## What the task requires
Every line below that has "color" in it should be copied.

## Given data
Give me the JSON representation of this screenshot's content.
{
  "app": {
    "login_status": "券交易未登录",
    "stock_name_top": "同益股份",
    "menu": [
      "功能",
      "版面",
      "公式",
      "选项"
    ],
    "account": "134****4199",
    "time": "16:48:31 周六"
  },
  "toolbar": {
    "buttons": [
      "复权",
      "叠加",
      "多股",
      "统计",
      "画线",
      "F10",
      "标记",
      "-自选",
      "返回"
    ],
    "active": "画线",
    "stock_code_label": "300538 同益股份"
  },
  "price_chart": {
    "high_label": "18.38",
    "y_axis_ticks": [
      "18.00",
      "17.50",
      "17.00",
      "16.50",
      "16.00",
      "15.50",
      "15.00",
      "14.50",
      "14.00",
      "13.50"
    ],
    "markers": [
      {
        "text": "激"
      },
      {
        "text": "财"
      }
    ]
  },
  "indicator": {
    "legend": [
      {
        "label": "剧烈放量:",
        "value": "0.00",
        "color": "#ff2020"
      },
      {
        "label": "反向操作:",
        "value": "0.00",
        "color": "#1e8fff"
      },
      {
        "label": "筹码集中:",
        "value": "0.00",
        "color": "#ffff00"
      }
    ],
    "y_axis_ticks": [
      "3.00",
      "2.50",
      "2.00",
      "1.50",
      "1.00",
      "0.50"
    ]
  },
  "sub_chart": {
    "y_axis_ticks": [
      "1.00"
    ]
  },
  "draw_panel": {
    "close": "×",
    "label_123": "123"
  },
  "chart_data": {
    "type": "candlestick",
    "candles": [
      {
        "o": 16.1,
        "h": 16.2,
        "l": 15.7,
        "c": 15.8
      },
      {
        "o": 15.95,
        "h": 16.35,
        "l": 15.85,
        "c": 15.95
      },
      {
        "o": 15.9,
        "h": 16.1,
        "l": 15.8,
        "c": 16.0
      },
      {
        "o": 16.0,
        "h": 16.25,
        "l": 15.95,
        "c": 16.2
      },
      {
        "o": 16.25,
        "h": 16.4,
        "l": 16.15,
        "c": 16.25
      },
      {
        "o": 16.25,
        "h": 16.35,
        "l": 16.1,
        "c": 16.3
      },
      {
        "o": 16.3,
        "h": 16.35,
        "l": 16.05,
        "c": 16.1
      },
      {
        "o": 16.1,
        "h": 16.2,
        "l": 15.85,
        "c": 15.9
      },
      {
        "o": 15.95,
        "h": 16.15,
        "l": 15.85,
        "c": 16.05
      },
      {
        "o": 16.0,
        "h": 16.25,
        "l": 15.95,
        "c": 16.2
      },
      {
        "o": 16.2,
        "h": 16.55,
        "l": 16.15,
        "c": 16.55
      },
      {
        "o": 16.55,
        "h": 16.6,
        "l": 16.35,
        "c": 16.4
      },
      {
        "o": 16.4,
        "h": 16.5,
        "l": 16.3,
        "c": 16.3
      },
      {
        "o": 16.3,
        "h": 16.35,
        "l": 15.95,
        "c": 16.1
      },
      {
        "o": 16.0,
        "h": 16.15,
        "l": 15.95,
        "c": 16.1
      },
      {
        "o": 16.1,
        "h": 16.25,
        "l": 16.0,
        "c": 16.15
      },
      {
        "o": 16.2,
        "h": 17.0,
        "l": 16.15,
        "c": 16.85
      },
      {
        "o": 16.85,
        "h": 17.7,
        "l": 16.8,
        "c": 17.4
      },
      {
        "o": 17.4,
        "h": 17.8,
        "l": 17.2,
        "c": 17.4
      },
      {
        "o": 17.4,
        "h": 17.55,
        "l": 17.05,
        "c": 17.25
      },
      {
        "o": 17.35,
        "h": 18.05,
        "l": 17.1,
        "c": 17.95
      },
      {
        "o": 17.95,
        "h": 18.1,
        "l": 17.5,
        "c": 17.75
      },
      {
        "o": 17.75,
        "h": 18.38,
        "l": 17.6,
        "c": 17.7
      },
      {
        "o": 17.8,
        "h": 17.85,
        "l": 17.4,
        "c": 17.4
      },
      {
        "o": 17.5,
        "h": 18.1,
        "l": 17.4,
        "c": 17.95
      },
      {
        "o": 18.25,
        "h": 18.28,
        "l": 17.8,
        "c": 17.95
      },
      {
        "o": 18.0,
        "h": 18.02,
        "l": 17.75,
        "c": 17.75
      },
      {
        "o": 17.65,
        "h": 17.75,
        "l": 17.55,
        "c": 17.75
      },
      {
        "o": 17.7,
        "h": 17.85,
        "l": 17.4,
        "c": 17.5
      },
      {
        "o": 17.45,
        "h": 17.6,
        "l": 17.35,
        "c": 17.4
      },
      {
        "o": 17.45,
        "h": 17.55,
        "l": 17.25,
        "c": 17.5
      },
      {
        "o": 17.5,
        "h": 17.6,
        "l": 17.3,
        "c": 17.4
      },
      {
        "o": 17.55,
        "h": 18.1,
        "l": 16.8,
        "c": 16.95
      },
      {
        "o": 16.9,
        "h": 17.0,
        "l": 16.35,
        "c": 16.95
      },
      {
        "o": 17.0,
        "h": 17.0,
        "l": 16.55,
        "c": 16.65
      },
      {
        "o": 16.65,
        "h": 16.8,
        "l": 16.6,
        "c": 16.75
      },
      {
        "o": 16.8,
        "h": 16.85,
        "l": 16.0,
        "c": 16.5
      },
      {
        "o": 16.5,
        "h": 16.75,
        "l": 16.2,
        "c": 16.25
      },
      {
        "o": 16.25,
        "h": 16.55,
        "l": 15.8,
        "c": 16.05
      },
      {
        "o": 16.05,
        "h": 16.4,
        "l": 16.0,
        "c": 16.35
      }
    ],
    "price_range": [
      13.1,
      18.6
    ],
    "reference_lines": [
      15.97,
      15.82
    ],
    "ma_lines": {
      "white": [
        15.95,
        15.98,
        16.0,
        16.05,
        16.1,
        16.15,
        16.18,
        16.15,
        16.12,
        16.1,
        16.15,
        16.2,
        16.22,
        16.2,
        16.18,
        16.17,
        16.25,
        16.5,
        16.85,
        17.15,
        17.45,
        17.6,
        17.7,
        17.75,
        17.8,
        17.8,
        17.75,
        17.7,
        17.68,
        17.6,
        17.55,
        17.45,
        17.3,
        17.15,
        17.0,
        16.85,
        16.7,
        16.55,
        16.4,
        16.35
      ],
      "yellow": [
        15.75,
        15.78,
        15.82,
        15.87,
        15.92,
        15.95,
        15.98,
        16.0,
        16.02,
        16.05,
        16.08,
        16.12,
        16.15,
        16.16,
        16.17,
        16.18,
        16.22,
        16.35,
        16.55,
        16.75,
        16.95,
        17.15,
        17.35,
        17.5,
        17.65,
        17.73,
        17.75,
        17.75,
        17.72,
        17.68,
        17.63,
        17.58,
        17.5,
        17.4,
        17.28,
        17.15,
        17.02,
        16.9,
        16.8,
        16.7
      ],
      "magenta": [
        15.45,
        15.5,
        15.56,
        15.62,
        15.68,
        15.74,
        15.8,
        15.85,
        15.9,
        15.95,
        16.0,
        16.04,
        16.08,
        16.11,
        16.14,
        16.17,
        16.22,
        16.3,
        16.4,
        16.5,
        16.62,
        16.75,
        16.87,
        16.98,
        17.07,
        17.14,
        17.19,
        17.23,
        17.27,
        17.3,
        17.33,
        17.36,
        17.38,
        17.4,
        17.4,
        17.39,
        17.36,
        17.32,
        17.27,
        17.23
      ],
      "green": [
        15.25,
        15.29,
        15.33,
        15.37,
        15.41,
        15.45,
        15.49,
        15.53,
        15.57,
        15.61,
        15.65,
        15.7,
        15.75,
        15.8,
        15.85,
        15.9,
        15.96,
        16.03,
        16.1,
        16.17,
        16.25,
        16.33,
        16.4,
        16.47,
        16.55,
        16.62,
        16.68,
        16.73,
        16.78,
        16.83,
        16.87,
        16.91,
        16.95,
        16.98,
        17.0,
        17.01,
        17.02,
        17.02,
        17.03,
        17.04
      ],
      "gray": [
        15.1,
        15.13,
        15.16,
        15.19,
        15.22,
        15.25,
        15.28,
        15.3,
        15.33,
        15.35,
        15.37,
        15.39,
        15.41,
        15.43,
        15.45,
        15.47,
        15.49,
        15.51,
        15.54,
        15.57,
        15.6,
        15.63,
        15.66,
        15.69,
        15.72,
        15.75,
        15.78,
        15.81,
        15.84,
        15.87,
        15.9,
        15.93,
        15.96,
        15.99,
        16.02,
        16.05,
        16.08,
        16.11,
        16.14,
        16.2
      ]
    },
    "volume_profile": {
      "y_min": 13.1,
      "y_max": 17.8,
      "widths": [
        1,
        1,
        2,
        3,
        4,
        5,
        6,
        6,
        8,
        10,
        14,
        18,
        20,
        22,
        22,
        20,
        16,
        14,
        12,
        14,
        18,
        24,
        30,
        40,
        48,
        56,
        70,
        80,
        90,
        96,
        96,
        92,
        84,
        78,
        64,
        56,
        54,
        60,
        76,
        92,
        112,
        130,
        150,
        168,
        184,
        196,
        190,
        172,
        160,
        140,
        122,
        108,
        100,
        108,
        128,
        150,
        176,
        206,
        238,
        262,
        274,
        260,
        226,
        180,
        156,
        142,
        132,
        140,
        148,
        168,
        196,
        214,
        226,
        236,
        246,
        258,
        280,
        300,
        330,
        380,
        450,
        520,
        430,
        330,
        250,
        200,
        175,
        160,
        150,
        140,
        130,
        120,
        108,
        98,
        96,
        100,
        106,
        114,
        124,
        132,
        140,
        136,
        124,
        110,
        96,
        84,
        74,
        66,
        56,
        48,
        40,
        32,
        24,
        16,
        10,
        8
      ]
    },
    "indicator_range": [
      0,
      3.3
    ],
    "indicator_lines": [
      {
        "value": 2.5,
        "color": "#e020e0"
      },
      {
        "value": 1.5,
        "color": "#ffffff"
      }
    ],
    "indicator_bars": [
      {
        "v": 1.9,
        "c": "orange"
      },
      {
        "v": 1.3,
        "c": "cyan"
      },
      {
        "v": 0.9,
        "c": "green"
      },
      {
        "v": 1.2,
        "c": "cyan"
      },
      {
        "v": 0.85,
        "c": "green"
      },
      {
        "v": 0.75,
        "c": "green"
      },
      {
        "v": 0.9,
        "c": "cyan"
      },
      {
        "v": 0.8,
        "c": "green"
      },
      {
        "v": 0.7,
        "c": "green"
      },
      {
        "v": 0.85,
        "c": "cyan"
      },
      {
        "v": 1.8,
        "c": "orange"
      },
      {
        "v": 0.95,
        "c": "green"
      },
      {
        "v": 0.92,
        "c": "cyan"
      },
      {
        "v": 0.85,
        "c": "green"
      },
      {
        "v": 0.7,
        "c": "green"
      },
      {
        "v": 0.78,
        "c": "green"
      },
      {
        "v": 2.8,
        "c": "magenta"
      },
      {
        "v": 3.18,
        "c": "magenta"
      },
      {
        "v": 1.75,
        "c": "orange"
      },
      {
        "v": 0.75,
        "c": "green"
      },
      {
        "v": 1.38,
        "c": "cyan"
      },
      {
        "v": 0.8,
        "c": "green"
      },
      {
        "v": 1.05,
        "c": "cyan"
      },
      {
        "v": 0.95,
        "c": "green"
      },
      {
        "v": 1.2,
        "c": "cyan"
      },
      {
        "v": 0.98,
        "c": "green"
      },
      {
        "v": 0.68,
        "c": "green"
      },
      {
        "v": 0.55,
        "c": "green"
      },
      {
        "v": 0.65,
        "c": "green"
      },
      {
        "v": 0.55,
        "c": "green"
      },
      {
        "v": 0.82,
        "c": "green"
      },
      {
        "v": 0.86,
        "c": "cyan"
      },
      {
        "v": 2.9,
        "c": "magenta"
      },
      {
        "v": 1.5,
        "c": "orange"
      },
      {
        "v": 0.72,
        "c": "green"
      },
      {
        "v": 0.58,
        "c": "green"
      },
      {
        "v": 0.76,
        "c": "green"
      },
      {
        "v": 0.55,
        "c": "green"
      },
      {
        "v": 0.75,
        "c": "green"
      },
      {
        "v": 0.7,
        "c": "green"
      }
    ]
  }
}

## Reply
        "color": "#ff2020"
        "color": "#1e8fff"
        "color": "#ffff00"
        "color": "#e020e0"
        "color": "#ffffff"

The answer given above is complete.